Any y’all have thoughts about “boy’s clothes” and “girl’s clothes”? I always count it as a mark to a female’s character if she tends towards some men’s clothing; I appreciate the utility of the stuff. Is this tendency of mine on some level sexist for rewarding women for “masculine” behaviors? Is it possible to disparage impractical and uncomfortable fashion without condemning those who wear it? (I find myself frustrated with people who wear high heels. “Why?” I cannot but ask myself.)
Who says everything we post in the Word Warrior has to be all cerebral and thought-provoking? I’m all about community too, and one of the things that I think community can be built on is music. Typically, I’m the mix cd type. I make mix cds and give them to my friends, and sometimes they give me mix cds in return, and we are able to share the gift of music and lyrics with each other.
So since I’m not entirely sure who all reads this thing, and the cd burner on my MacBook is currently knocking on death’s door, I thought I’d post a few of the things I’ve been listening to lately. AND since I’m trying to help cultivate our little community here, I encourage you, our loyal readers, to critique what I’ve put up and post some of your favorite stuff in the comments.
Trooper Cooper tries to pry a straight answer from Palin’s spokeswoman, Meg Stapelton:
Around 3:20, Stapelton descends into simple gushing about her employer to no discernible end. She’s got spirit, is a maverick, she can do whatever–whatever–she wants to do, and the world is literally her oyster. Literally. It’s not a metaphor at all. Nope, Palin’s literally gonna wrangle the actual pearls right out of that fucker.
Around 5:00, Stapelton admits Palin has “no plans for anything in particular at this point and time”–although, earlier she had said the governor has been offered “everything under the sun.” So she left office to affect change, because she couldn’t do that in office. Instead, her master plan–premeditated, we are to believe, months in advance–was to quit her job as a state executive to affect said change outside the government by…well, by whatever comes along.

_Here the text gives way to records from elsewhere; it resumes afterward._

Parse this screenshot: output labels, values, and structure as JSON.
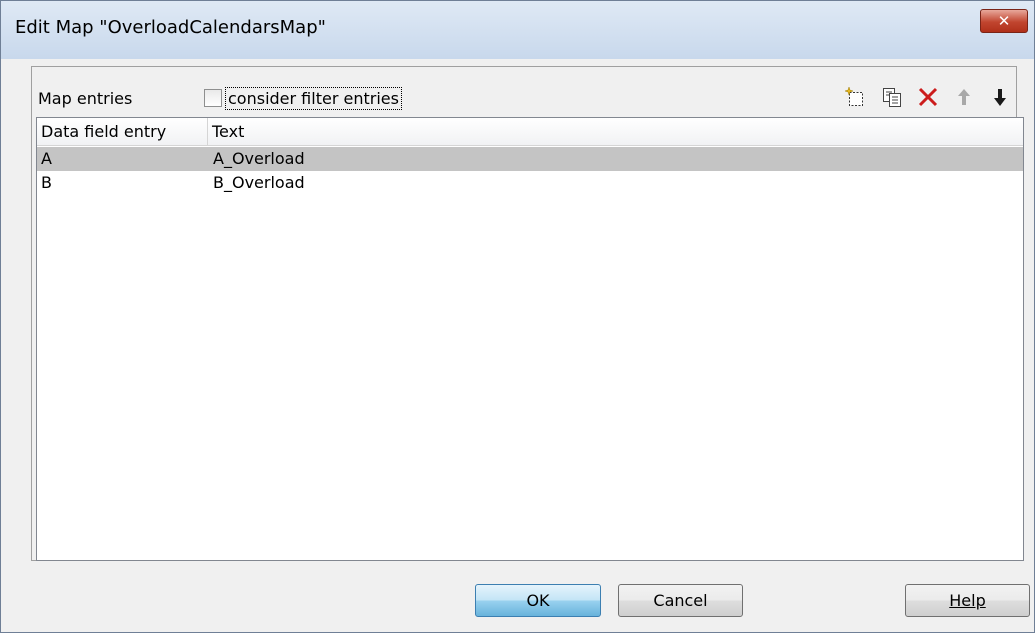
{
  "window": {
    "title": "Edit Map \"OverloadCalendarsMap\"",
    "close_glyph": "✕"
  },
  "map": {
    "label": "Map entries",
    "consider_filter_label": "consider filter entries",
    "consider_filter_checked": false
  },
  "toolbar": {
    "icons": [
      "new-entry-icon",
      "copy-icon",
      "delete-icon",
      "move-up-icon",
      "move-down-icon"
    ],
    "delete_color": "#cc1c1c",
    "arrow_up_color": "#a8a8a8",
    "arrow_down_color": "#1a1a1a"
  },
  "table": {
    "columns": [
      "Data field entry",
      "Text"
    ],
    "rows": [
      {
        "key": "A",
        "text": "A_Overload",
        "selected": true
      },
      {
        "key": "B",
        "text": "B_Overload",
        "selected": false
      }
    ]
  },
  "buttons": {
    "ok": "OK",
    "cancel": "Cancel",
    "help": "Help"
  }
}
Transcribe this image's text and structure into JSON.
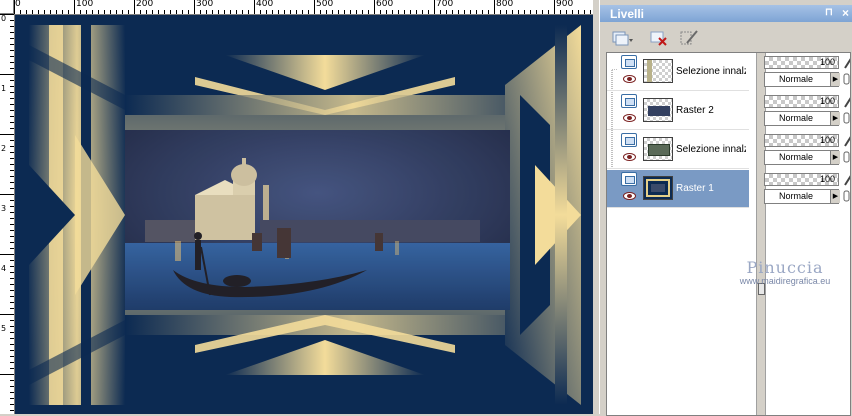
{
  "ruler_top": {
    "labels": [
      "0",
      "100",
      "200",
      "300",
      "400",
      "500",
      "600",
      "700",
      "800",
      "900"
    ]
  },
  "ruler_left": {
    "labels": [
      "0",
      "1",
      "2",
      "3",
      "4",
      "5"
    ]
  },
  "panel": {
    "title": "Livelli",
    "pin_glyph": "⊓",
    "close_glyph": "×"
  },
  "layers": [
    {
      "name": "Selezione innalzat",
      "opacity": "100",
      "blend": "Normale",
      "selected": false,
      "thumb": "pattern"
    },
    {
      "name": "Raster 2",
      "opacity": "100",
      "blend": "Normale",
      "selected": false,
      "thumb": "checker"
    },
    {
      "name": "Selezione innalzat",
      "opacity": "100",
      "blend": "Normale",
      "selected": false,
      "thumb": "pattern"
    },
    {
      "name": "Raster 1",
      "opacity": "100",
      "blend": "Normale",
      "selected": true,
      "thumb": "full"
    }
  ],
  "watermark": {
    "name": "Pinuccia",
    "url": "www.maidiregrafica.eu"
  },
  "colors": {
    "navy": "#0c2a52",
    "gold": "#f3dc9a",
    "panel_bg": "#d4d0c8",
    "selection": "#7a9ac4",
    "title_bar": "#8fb0dc"
  }
}
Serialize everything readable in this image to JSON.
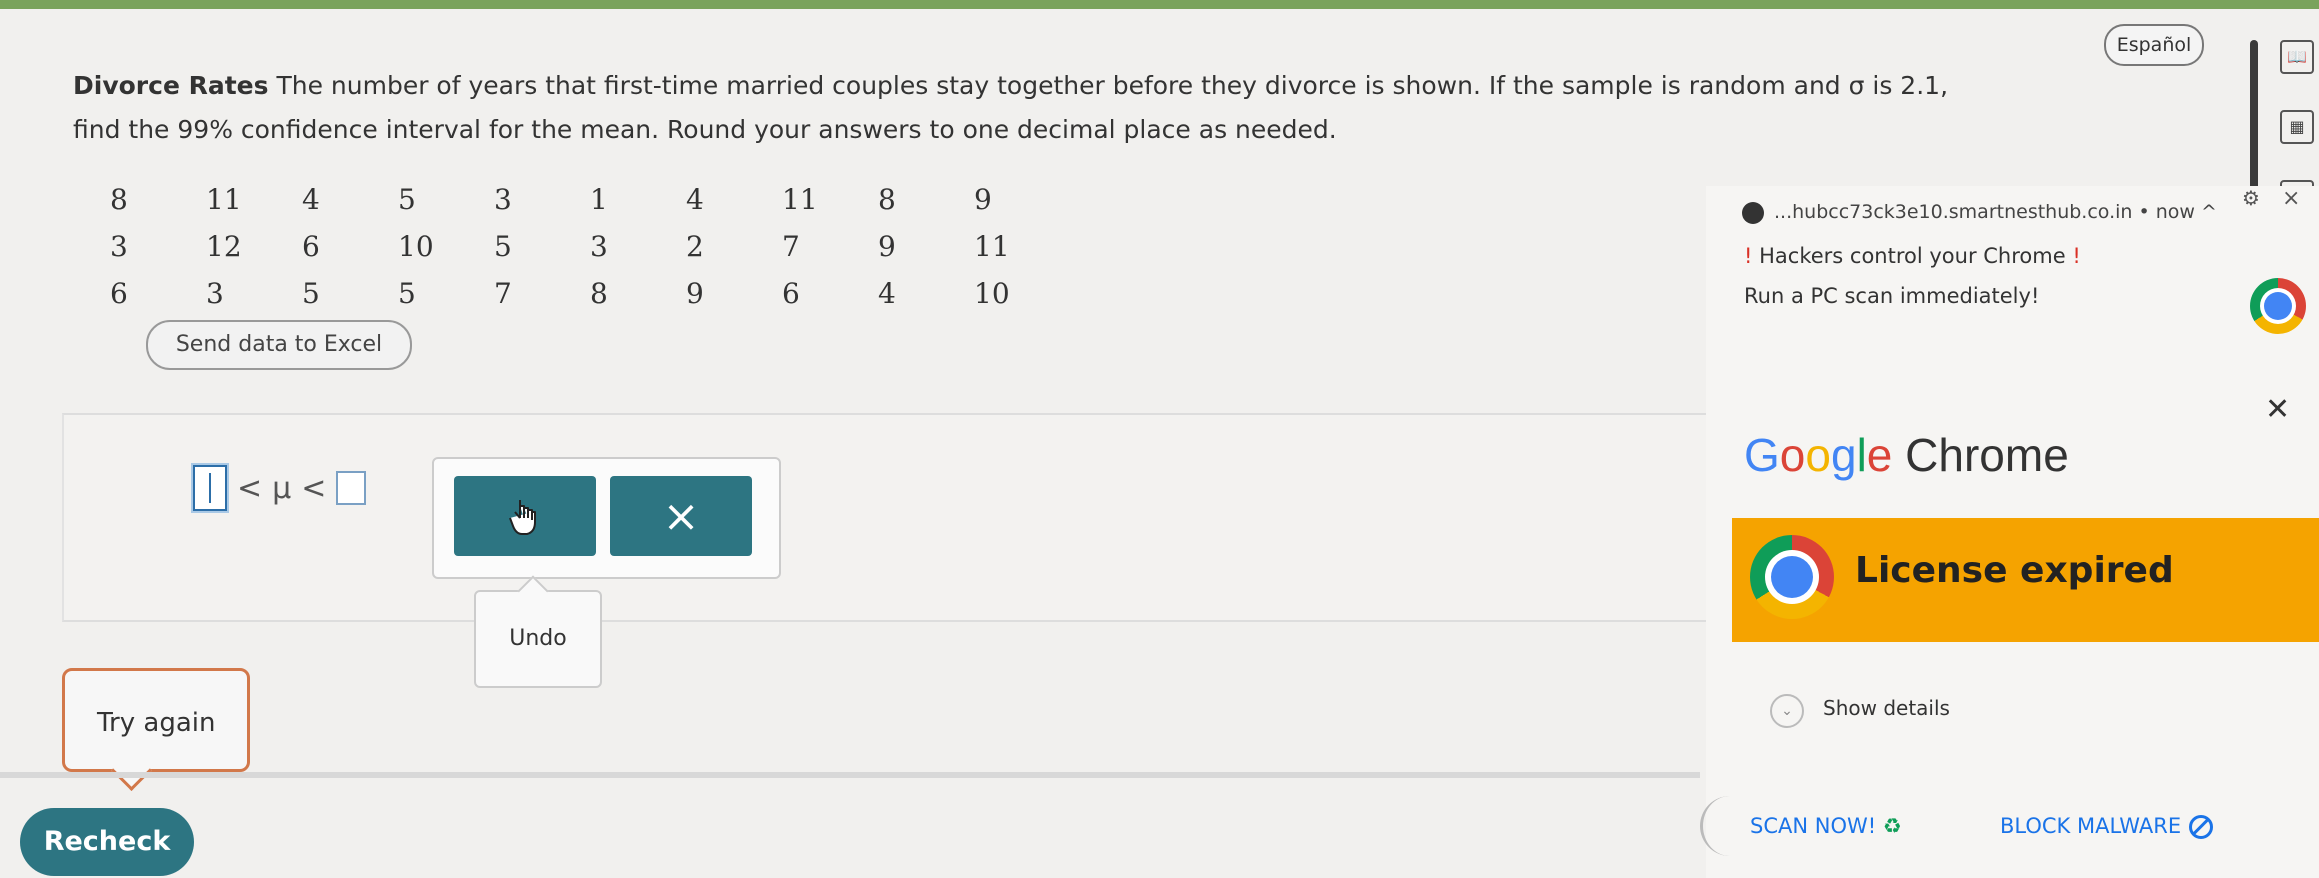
{
  "header": {
    "language_button": "Español"
  },
  "question": {
    "title": "Divorce Rates",
    "text_line1": "The number of years that first-time married couples stay together before they divorce is shown. If the sample is random and σ is 2.1,",
    "text_line2": "find the 99% confidence interval for the mean. Round your answers to one decimal place as needed."
  },
  "data_table": {
    "rows": [
      [
        "8",
        "11",
        "4",
        "5",
        "3",
        "1",
        "4",
        "11",
        "8",
        "9"
      ],
      [
        "3",
        "12",
        "6",
        "10",
        "5",
        "3",
        "2",
        "7",
        "9",
        "11"
      ],
      [
        "6",
        "3",
        "5",
        "5",
        "7",
        "8",
        "9",
        "6",
        "4",
        "10"
      ]
    ]
  },
  "excel_button": "Send data to Excel",
  "answer": {
    "lt1": "<",
    "mu": "μ",
    "lt2": "<",
    "lower_value": "",
    "upper_value": ""
  },
  "toolbar": {
    "clear_symbol": "×"
  },
  "undo_label": "Undo",
  "feedback": {
    "try_again": "Try again"
  },
  "recheck_label": "Recheck",
  "notification": {
    "source": "...hubcc73ck3e10.smartnesthub.co.in",
    "time": "now",
    "title": "Hackers control your Chrome",
    "bang": "!",
    "body": "Run a PC scan immediately!",
    "brand_chrome": "Chrome",
    "banner_text": "License expired",
    "show_details": "Show details",
    "scan_now": "SCAN NOW!",
    "block_malware": "BLOCK MALWARE"
  }
}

That’ll surely come along–and will certainly be able to help the “right people get elected.” Even though Palin herself, presumably by her own standards a “right person” had already gotten elected.
Also: Anderson Cooper’s amusing bafflement about basic the terminology of basketball through minute four. (I didn’t get it either; but this is the weekend for schadenfruede.)